BAND AID BINDING OWLS AND LIONS
JOHN HEMMINGHAM is used to blowing his own trumpet, but the leader of England’s band says Stuart Gray has orchestrated something special this season at his beloved Sheffield Wednesday.
Hemmingham, a regular at Hillsborough since he was nine, has become a household sound – if not name – across the country over the past two decades.
He founded and has subsequently led the England band for the past 18 years, home and away, and not missed a competitive game since 1996.
Indeed, the only friendly games the 51-year-old had to skip came in May 2005 – with the Owls in the middle of an ultimately unsuccessful League One play-off campaign.
Hemmingham, who was at Wembley as England beat Norway 1-0 on Wednesday, believes boss Gray has got the squad singing from the same hymn sheet this season – despite their unbeaten start coming to a halt against Nottingham Forest last week.
“We’re playing some brilliant stuff at the moment, the best for a long time,” said Hemmingham, who started playing music at matches in 1993 away at Everton’s Goodison Park.
“I can’t believe we lost to Forest last week. Stuart has brought together a complete team, not just individuals, and it bodes well for this season.”
For a man who has taken in five World Cups supporting his country, it’s somewhat surprising to hear Hemmingham say a return to the Premier League for Wednesday would not necessarily be a good thing for fans.
“It’s a double-edged sword really, I know a lot of fans who don’t want us to get promotion because of higher ticket prices,” added Hemmingham, who is in Switzerland for Eng- land’s first Euro 2016 qualifier.
“To go home and away you get priced out – look at Arsenal and some £100 tickets, it’s frightening for fans. But I’d personally love to see Wednesday up there again.”

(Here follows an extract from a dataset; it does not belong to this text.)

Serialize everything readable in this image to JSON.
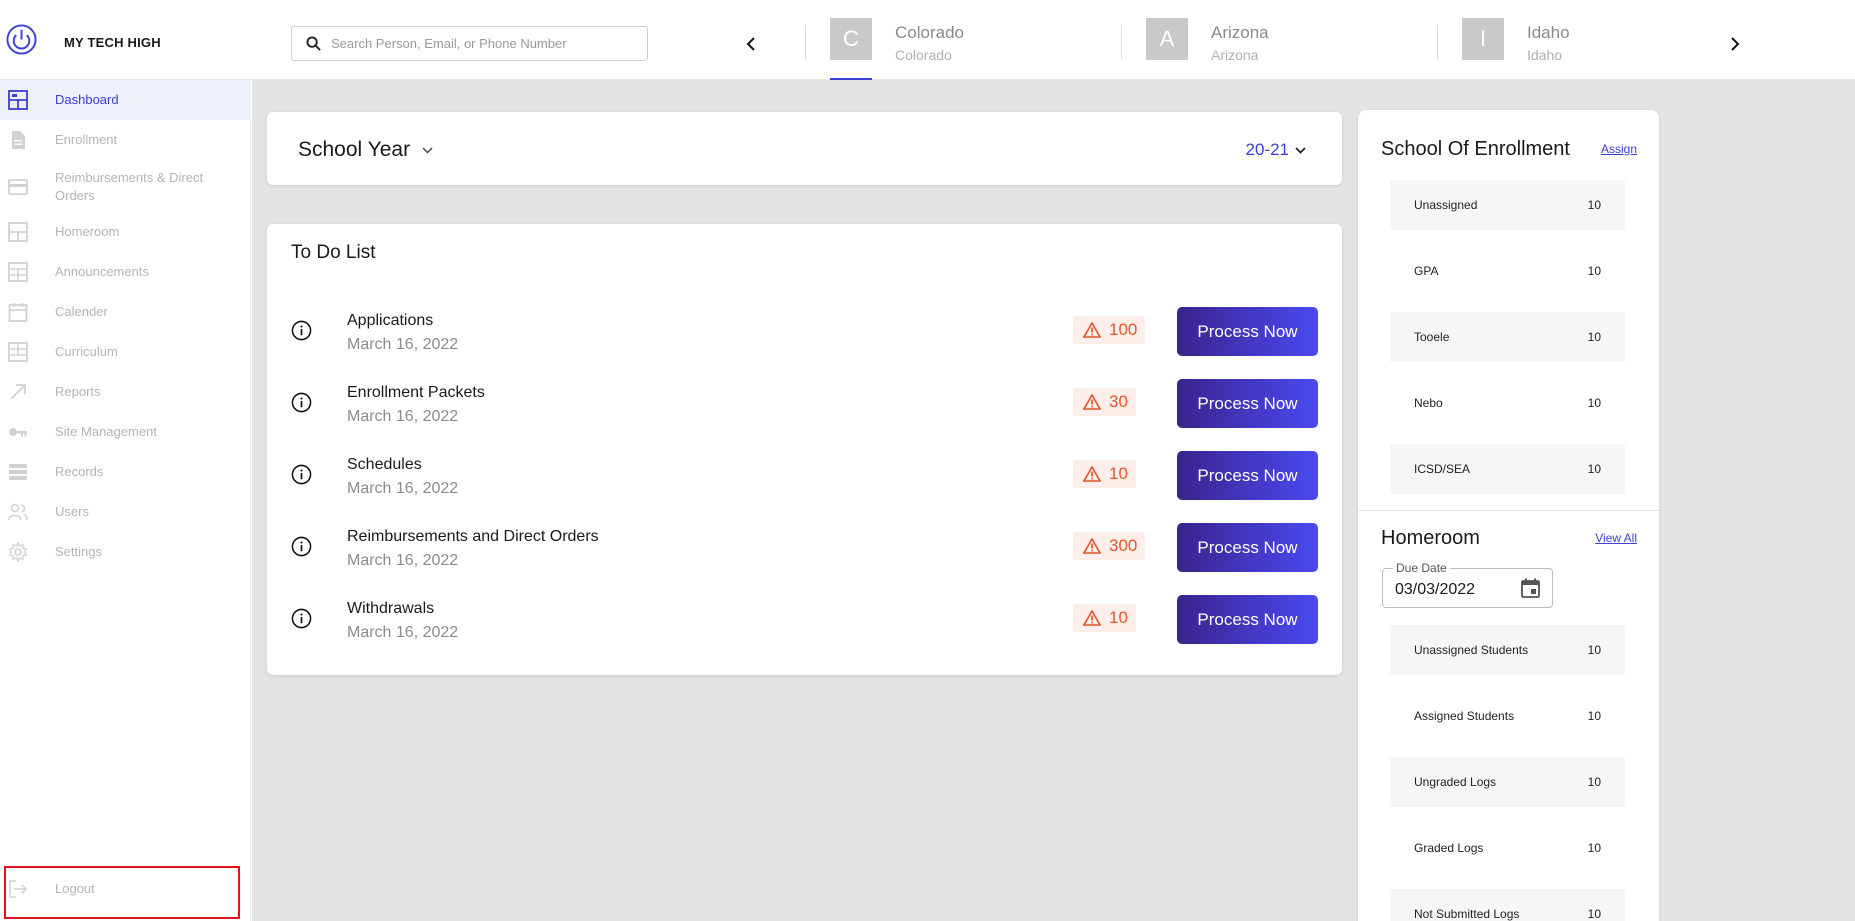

Hemmingham’s band was born when Alan Shearer score twice in Glenn Hoddle’s first game as England boss against Poland at the old Wembley.

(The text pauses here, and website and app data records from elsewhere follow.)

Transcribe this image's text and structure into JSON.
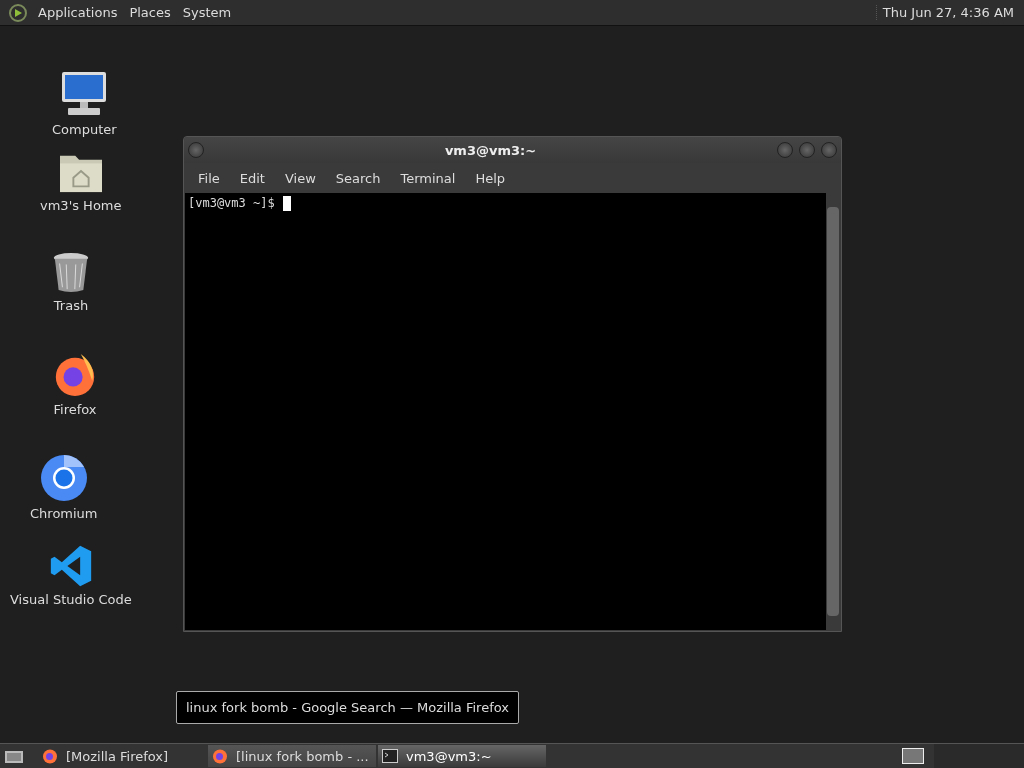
{
  "top_panel": {
    "menus": [
      "Applications",
      "Places",
      "System"
    ],
    "clock": "Thu Jun 27,  4:36 AM"
  },
  "desktop_icons": [
    {
      "kind": "computer",
      "label": "Computer"
    },
    {
      "kind": "home",
      "label": "vm3's Home"
    },
    {
      "kind": "trash",
      "label": "Trash"
    },
    {
      "kind": "firefox",
      "label": "Firefox"
    },
    {
      "kind": "chromium",
      "label": "Chromium"
    },
    {
      "kind": "vscode",
      "label": "Visual Studio Code"
    }
  ],
  "terminal_window": {
    "title": "vm3@vm3:~",
    "menu": [
      "File",
      "Edit",
      "View",
      "Search",
      "Terminal",
      "Help"
    ],
    "prompt": "[vm3@vm3 ~]$"
  },
  "tooltip": "linux fork bomb - Google Search — Mozilla Firefox",
  "taskbar": {
    "tasks": [
      {
        "kind": "firefox",
        "label": "[Mozilla Firefox]",
        "selected": false,
        "hovered": false
      },
      {
        "kind": "firefox",
        "label": "[linux fork bomb - ...",
        "selected": false,
        "hovered": true
      },
      {
        "kind": "terminal",
        "label": "vm3@vm3:~",
        "selected": true,
        "hovered": false
      }
    ]
  }
}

Yet the famous ‘Great Escape’ theme tune which accompanies them at every major international tournament could become a thing of the past.
It wasn’t heard in Brazil because of FIFA regulations, but more pressing sponsorship concerns could force Hemmingham and his squad of 20 musicians to hang up their instruments.
“We would certainly welcome some help,” adds Hemmingham, whose band’s eight-year association with Pukka Pies ended in January.
“Some of the lads couldn’t come to Brazil because of finances, and we’re in a load of debt now, so sponsorship is a big help to us. A lot of the lads are on minimum wage so it’s tough, but we’re like players in the sense we just look forward to the next major championship and follow them every step of the way.”
HEMMING BIRDS: Owls fan John Hemmingham, centre, with his band on England duty